Task objective => An exact copy of every record is needed, with the pictures left out.

Data in this exercise =>
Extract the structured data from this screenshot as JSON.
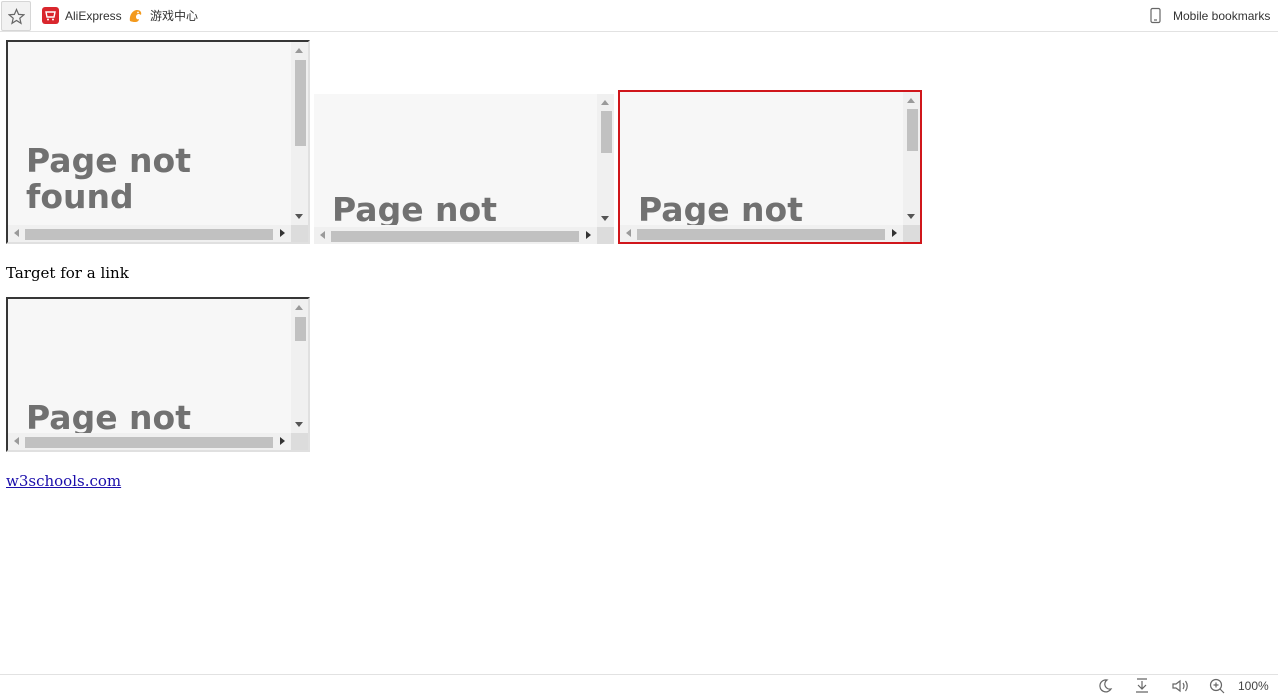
{
  "bookmarks_bar": {
    "items": [
      {
        "label": "AliExpress",
        "icon": "aliexpress-icon"
      },
      {
        "label": "游戏中心",
        "icon": "game-center-icon"
      }
    ],
    "mobile_bookmarks": {
      "label": "Mobile bookmarks",
      "icon": "mobile-icon"
    }
  },
  "frames": [
    {
      "text": "Page not found"
    },
    {
      "text": "Page not"
    },
    {
      "text": "Page not"
    },
    {
      "text": "Page not"
    }
  ],
  "target_text": "Target for a link",
  "link": {
    "label": "w3schools.com"
  },
  "status_bar": {
    "icons": [
      "night-mode-icon",
      "download-icon",
      "sound-icon",
      "zoom-icon"
    ],
    "zoom": "100%"
  },
  "colors": {
    "highlight_border": "#d0161b",
    "link": "#1a0dab",
    "frame_text": "#717171"
  }
}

Task answer =>
Extract the structured data from this screenshot as JSON.
{
  "bookmarks_bar": {
    "items": [
      {
        "label": "AliExpress",
        "icon": "aliexpress-icon"
      },
      {
        "label": "游戏中心",
        "icon": "game-center-icon"
      }
    ],
    "mobile_bookmarks": {
      "label": "Mobile bookmarks",
      "icon": "mobile-icon"
    }
  },
  "frames": [
    {
      "text": "Page not found"
    },
    {
      "text": "Page not"
    },
    {
      "text": "Page not"
    },
    {
      "text": "Page not"
    }
  ],
  "target_text": "Target for a link",
  "link": {
    "label": "w3schools.com"
  },
  "status_bar": {
    "icons": [
      "night-mode-icon",
      "download-icon",
      "sound-icon",
      "zoom-icon"
    ],
    "zoom": "100%"
  },
  "colors": {
    "highlight_border": "#d0161b",
    "link": "#1a0dab",
    "frame_text": "#717171"
  }
}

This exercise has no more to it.